Flyers don't reach everyone and are often thrown out with other "junk mail," but person-to-person contacts are more memorable and can't be ignored. By not trying to contact 100% of the residents on Sunrise and Isabelle, I feel Metro failed it's responsibilities, and you lost your best chance of finding suspects. The flyer should have been the follow-up not, not the method of choice.
> And no, we never assumed it was someone she knew.
I believe you, Sgt. Thompson, and Lt. Roberts, all told me that it was probably someone she knew because there was no sign of forced entry. And since you refused to tell me how many people you talked to (and I found out you'd talked to less than 1/2 of the people on Isabelle, according to my non-random survey), the conclusion I've drawn is that you haven't worked very hard at investigating apartment residents, and were relying on a hopeful match of fingerprints and DNA to do the work for you. As you know, there's a lot more crime on the South side of Isabelle than the North side.
> your mother did not know anyone except Mr. McDaniel. We could not
> identify any other "friends."
That's correct, and that was one of the reasons I couldn't understand why she was so reluctant to move closer to her only son and granddaughter.
> we need to get a better copy of your prints ... and we need a sample
> of your DNA.

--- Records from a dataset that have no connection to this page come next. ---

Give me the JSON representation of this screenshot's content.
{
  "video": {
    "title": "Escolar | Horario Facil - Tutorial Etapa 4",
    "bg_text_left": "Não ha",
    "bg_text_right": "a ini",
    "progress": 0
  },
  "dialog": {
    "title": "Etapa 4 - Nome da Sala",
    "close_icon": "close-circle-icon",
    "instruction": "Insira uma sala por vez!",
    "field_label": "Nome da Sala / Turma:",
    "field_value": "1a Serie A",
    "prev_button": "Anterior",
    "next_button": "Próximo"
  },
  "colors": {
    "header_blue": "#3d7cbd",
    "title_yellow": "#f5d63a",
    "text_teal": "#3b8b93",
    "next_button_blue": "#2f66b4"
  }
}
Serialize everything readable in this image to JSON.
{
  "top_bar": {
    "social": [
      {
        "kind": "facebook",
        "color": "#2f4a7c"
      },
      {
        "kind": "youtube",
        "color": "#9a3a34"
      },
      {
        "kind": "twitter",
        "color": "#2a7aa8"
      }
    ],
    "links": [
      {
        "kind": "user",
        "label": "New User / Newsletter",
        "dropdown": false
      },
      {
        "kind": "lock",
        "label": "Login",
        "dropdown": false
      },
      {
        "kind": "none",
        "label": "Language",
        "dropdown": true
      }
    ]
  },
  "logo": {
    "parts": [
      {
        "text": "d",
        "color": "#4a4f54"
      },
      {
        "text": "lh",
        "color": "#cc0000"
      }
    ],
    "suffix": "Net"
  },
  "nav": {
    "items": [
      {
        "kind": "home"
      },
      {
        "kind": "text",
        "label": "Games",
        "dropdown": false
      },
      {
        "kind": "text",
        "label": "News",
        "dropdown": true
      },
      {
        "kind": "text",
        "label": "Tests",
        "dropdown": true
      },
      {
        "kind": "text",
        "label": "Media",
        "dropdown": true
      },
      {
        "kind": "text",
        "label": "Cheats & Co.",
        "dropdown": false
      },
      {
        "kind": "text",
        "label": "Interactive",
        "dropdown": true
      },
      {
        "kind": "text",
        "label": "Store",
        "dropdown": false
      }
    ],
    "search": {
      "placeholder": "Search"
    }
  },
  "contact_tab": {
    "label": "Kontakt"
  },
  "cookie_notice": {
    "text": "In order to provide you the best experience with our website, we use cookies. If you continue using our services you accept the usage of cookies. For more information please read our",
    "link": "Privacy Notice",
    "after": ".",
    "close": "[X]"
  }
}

I intend to return to Las Vegas sometime next year to publicize my mother's murder and hold a block party memorial. I'm happy to help your investigation in any way I can. But since it appears the investigation has ended, I'm not sure how that would help you. If you need a clear copy of my prints, have you tried the federal government? They took my prints for a security clearance.
Thank you for all your hard work and your thorough investigation,